Appellant’s relinquishment of the right to compete with respondent after termination is not “good consideration,” such that the agreement changed his employment at-will status.  The relinquishment does not have any effect on the duration of appellant’s employment and there is nothing in the agreement that can be construed to alter the employment relationship between appellant and respondent.

[6] The disclaimer in the Purpose section of the manual states:

We must emphasize that YOUR EMPLOYMENT IS AT THE WILL OF YOU AND THE COMPANY.  EITHER MAY TERMINATE THE EMPLOYMENT AT ANY TIME, FOR ANY REASON.  NOTHING HEREIN SHALL BE CONSTRUED AS A CONTRACT OF EMPLOYMENT.

The disclaimer in the Statement on Policies section states:

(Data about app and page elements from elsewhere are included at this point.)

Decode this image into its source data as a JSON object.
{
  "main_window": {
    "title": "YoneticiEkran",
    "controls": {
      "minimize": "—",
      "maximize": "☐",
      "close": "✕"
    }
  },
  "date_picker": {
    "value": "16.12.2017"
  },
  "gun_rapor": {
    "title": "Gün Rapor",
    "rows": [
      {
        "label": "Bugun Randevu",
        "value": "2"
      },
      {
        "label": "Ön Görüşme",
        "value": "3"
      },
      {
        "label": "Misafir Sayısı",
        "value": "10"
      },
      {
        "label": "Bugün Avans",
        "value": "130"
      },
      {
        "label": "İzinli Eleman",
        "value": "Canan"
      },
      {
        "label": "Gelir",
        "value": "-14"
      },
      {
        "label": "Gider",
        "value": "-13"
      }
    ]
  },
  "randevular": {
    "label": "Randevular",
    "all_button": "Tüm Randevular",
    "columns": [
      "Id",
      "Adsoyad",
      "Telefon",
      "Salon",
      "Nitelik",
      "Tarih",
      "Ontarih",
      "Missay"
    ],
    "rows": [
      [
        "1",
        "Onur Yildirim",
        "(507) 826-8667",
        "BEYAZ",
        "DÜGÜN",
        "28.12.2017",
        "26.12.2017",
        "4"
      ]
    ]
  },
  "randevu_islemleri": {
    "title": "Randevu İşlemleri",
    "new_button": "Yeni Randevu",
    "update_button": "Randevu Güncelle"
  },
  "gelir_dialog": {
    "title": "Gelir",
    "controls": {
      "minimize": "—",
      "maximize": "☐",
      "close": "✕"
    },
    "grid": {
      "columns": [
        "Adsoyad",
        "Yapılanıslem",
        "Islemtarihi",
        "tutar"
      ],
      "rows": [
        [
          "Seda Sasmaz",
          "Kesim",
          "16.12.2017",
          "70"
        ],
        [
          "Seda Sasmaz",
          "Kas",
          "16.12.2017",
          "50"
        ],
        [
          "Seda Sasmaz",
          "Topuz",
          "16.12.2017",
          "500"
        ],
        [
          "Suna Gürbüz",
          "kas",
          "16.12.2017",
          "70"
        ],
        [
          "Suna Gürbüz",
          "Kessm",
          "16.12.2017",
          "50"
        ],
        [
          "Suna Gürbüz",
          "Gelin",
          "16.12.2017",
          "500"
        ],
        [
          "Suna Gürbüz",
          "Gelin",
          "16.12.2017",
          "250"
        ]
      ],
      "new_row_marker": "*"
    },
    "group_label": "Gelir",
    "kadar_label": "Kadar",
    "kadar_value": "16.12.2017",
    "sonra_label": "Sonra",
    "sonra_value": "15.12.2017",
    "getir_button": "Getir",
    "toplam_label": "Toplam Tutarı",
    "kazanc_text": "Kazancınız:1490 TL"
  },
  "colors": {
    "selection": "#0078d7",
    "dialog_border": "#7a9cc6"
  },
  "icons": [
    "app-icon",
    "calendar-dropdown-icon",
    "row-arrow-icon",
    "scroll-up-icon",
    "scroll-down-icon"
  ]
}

We emphasize again that YOUR EMPLOYMENT IS AT WILL.  EITHER YOU OR THE COMPANY MAY TERMINATE THE EMPLOYMENT AT ANY TIME, FOR ANY REASON.  NOTHING HEREIN IS INTENDED TO BE CONSTRUED AS A CONTRACT OF EMPLOYMENT.

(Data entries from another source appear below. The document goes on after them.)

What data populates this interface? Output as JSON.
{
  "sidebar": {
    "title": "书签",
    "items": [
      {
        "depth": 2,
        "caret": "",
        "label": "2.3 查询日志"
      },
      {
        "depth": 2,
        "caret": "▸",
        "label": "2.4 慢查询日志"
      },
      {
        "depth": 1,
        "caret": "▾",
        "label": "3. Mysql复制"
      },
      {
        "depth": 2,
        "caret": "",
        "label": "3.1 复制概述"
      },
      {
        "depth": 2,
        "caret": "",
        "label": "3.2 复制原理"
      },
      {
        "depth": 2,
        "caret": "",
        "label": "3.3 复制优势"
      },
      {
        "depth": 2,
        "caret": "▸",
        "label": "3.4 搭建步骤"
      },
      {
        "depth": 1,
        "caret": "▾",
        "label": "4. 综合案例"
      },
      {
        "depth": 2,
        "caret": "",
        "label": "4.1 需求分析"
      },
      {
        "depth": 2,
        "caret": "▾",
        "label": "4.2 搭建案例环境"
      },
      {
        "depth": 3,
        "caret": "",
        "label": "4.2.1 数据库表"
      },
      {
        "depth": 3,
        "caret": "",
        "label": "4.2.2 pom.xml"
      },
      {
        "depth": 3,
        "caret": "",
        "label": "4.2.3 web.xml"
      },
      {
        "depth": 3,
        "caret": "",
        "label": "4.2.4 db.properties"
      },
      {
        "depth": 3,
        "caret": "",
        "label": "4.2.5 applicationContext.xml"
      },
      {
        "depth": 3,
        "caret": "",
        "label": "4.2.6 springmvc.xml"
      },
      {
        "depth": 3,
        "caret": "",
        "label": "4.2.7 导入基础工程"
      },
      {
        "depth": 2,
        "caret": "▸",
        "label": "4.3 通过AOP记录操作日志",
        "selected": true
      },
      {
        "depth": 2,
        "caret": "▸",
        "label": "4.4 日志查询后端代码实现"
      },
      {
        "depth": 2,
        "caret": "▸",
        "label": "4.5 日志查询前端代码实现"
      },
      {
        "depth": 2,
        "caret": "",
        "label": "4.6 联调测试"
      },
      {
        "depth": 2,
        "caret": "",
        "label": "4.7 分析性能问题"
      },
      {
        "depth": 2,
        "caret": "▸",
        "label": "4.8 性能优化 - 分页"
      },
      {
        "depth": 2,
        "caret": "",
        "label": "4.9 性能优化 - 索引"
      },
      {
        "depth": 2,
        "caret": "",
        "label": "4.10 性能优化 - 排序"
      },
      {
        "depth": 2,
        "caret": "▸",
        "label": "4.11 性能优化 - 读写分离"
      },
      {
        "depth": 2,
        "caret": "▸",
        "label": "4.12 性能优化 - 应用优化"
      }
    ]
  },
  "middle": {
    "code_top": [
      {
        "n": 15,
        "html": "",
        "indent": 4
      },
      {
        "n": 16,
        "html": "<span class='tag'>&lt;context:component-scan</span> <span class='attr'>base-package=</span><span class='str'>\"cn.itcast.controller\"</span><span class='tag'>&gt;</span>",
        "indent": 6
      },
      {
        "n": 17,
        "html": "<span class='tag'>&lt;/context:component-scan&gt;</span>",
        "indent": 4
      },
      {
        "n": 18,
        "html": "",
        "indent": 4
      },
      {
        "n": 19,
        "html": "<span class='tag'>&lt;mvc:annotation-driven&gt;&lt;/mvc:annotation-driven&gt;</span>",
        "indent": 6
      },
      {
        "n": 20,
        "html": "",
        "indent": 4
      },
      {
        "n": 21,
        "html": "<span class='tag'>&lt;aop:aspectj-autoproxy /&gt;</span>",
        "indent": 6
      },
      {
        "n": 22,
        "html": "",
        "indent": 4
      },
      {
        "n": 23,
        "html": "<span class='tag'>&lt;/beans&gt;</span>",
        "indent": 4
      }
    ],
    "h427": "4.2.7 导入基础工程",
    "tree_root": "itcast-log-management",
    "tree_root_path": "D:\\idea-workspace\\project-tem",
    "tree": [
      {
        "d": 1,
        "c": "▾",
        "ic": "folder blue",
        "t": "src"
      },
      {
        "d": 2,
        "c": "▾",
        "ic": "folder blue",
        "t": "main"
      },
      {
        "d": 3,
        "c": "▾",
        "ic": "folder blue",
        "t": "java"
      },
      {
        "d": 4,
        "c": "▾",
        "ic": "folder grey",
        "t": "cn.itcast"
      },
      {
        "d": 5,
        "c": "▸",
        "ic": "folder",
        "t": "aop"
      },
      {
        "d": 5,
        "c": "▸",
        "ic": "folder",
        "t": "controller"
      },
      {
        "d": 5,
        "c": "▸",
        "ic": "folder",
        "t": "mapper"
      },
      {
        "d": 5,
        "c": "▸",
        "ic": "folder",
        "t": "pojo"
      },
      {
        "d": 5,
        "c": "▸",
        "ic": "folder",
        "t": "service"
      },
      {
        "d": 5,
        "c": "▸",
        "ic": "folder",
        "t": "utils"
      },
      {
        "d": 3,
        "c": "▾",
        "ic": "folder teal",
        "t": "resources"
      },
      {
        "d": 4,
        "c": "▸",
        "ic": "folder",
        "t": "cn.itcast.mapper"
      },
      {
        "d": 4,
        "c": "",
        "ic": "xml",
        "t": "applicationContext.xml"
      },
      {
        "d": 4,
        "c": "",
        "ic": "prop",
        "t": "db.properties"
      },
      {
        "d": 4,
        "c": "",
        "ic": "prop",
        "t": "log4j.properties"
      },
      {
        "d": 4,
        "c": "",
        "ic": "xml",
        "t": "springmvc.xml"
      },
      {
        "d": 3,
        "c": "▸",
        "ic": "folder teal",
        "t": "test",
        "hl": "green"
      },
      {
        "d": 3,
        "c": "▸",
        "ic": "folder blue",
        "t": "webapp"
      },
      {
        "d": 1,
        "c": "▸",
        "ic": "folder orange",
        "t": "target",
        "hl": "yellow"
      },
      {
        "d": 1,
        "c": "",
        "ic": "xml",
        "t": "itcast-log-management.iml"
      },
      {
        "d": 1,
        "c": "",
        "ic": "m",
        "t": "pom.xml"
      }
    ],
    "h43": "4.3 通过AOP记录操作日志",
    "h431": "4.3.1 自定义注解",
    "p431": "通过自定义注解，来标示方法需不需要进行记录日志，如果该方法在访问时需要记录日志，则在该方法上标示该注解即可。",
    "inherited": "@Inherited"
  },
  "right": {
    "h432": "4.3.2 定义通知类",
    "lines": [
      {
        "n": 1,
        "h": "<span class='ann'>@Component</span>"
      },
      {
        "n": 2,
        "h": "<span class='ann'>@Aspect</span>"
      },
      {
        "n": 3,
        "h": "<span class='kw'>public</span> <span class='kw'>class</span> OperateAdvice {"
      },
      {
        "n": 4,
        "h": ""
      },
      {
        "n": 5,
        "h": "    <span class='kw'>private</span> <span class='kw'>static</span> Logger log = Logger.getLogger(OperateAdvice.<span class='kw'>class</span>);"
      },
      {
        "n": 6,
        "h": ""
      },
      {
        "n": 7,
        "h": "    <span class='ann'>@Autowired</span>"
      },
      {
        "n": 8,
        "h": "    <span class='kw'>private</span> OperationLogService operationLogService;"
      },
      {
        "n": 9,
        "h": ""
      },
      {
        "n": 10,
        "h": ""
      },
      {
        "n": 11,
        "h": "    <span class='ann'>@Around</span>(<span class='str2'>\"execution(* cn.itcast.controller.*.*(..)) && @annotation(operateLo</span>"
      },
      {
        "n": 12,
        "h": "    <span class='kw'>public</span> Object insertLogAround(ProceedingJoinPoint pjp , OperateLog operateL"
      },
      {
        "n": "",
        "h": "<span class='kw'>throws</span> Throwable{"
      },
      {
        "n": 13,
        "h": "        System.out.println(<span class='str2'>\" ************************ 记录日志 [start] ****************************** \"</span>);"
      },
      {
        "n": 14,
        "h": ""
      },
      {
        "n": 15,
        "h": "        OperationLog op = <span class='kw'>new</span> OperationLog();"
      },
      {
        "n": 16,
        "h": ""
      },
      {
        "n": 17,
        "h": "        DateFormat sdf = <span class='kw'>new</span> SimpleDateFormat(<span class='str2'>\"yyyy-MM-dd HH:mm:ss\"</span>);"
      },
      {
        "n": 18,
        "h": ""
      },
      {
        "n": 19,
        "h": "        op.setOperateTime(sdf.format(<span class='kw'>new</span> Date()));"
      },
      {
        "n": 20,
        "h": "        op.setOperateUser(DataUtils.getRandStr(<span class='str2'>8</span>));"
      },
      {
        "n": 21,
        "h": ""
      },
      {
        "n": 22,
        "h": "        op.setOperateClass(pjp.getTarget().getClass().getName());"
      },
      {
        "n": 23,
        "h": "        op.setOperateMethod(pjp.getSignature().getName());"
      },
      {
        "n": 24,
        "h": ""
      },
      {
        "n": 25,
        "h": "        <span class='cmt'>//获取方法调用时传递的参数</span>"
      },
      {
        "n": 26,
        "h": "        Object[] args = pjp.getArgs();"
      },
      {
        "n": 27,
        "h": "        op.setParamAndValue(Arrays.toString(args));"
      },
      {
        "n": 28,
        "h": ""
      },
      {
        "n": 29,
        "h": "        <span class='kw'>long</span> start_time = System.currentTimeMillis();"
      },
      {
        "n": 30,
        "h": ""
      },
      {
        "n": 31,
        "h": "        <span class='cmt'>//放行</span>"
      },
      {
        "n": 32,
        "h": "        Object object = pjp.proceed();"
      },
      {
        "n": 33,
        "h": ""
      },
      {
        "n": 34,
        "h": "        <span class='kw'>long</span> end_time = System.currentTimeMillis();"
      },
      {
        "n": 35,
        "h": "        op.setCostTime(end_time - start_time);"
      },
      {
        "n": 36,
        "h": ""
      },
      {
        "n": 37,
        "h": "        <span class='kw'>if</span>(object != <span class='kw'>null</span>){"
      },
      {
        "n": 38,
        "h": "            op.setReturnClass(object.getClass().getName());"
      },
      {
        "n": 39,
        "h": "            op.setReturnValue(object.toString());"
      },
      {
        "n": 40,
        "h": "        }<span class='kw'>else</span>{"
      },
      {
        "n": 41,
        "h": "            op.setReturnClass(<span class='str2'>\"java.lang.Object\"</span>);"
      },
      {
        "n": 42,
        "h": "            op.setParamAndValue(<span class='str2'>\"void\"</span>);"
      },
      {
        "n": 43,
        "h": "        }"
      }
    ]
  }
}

[7] The permissive language is as follows:  (1) the disciplinary procedure “is to be viewed as the guiding policy insofar as taking disciplinary action . . .;” (2) “supervisors are not required to go through the entire three steps involved in the disciplinary procedure;” (3) “[d]iscipline may begin at any step in the procedure depending on the seriousness of the offense committed;” and (4) “supervisor may repeat any of the first two steps of this procedure when he feels it is necessary, so long as the discipline is commensurate with the offense committed.”  (Emphasis added).

[8] Although the question has been raised that the manual does not apply to appellant, as respondent’s Vice-President of Operations, the manual in fact applies to appellant.  The manual does not limit itself to employees who are not supervisors and specifically states in the Purpose section that the manual “is designed to be a working guide for all personnel.”  (Emphasis added).

[9] Appellant further argues the trial court sua sponte ruled on the affirmative defenses of unclean hands and equitable estoppel although respondent had not raised those defenses.  See Ingram v. Kasey’s Assocs., 340 S.C. 98, 531 S.E.2d 287 (2000) (doctrine of unclean hands precludes plaintiff from recovering in equity if he acted unfairly in subject matter of litigation to prejudice of defendant; and elements of equitable estoppel as to party estopped are:  (1) conduct by party estopped which amounts to false representation or concealment of material facts; (2) intention that such conduct shall be acted upon by other party; and (3) knowledge, actual or constructive, of true facts).

Appellant correctly argues the doctrines of equitable estoppel and unclean hands do not apply in this case.  However, appellant incorrectly argues the trial court raised those doctrines sua sponte.  The trial court’s ruling was not based on either of those doctrines.